- Opening Delimiter -
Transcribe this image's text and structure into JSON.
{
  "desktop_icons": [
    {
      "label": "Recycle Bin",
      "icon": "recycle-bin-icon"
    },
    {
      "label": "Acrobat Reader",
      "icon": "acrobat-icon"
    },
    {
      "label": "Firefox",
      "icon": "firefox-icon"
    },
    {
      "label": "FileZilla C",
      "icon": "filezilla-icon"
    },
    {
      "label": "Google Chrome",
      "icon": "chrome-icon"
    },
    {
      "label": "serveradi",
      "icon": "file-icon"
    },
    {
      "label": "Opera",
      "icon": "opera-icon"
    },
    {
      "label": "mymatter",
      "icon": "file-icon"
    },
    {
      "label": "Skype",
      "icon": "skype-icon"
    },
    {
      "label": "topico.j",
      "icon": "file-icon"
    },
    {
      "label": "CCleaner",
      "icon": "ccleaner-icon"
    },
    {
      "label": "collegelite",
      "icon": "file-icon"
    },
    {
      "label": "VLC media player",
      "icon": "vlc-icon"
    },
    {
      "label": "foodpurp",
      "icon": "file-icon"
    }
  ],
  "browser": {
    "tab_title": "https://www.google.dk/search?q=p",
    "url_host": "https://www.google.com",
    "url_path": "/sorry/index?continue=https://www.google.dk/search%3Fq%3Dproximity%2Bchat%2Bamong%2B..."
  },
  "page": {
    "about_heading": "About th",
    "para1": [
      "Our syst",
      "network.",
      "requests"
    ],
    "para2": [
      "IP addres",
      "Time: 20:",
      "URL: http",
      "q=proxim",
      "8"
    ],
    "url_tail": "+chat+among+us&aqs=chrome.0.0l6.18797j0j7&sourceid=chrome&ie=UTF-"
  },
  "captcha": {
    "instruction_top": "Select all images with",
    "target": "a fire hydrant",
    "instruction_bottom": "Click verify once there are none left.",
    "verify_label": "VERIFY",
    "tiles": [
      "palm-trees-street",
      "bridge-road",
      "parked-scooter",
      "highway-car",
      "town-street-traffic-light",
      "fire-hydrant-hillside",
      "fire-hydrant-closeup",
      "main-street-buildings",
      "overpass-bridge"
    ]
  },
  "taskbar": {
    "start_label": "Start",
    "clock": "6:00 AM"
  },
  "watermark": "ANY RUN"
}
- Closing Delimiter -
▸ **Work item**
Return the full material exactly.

▸ **Answer below**
Transcribe this image's text and structure into JSON.
{
  "desktop_icons": [
    {
      "label": "Recycle Bin",
      "icon": "recycle-bin-icon"
    },
    {
      "label": "Acrobat Reader",
      "icon": "acrobat-icon"
    },
    {
      "label": "Firefox",
      "icon": "firefox-icon"
    },
    {
      "label": "FileZilla C",
      "icon": "filezilla-icon"
    },
    {
      "label": "Google Chrome",
      "icon": "chrome-icon"
    },
    {
      "label": "serveradi",
      "icon": "file-icon"
    },
    {
      "label": "Opera",
      "icon": "opera-icon"
    },
    {
      "label": "mymatter",
      "icon": "file-icon"
    },
    {
      "label": "Skype",
      "icon": "skype-icon"
    },
    {
      "label": "topico.j",
      "icon": "file-icon"
    },
    {
      "label": "CCleaner",
      "icon": "ccleaner-icon"
    },
    {
      "label": "collegelite",
      "icon": "file-icon"
    },
    {
      "label": "VLC media player",
      "icon": "vlc-icon"
    },
    {
      "label": "foodpurp",
      "icon": "file-icon"
    }
  ],
  "browser": {
    "tab_title": "https://www.google.dk/search?q=p",
    "url_host": "https://www.google.com",
    "url_path": "/sorry/index?continue=https://www.google.dk/search%3Fq%3Dproximity%2Bchat%2Bamong%2B..."
  },
  "page": {
    "about_heading": "About th",
    "para1": [
      "Our syst",
      "network.",
      "requests"
    ],
    "para2": [
      "IP addres",
      "Time: 20:",
      "URL: http",
      "q=proxim",
      "8"
    ],
    "url_tail": "+chat+among+us&aqs=chrome.0.0l6.18797j0j7&sourceid=chrome&ie=UTF-"
  },
  "captcha": {
    "instruction_top": "Select all images with",
    "target": "a fire hydrant",
    "instruction_bottom": "Click verify once there are none left.",
    "verify_label": "VERIFY",
    "tiles": [
      "palm-trees-street",
      "bridge-road",
      "parked-scooter",
      "highway-car",
      "town-street-traffic-light",
      "fire-hydrant-hillside",
      "fire-hydrant-closeup",
      "main-street-buildings",
      "overpass-bridge"
    ]
  },
  "taskbar": {
    "start_label": "Start",
    "clock": "6:00 AM"
  },
  "watermark": "ANY RUN"
}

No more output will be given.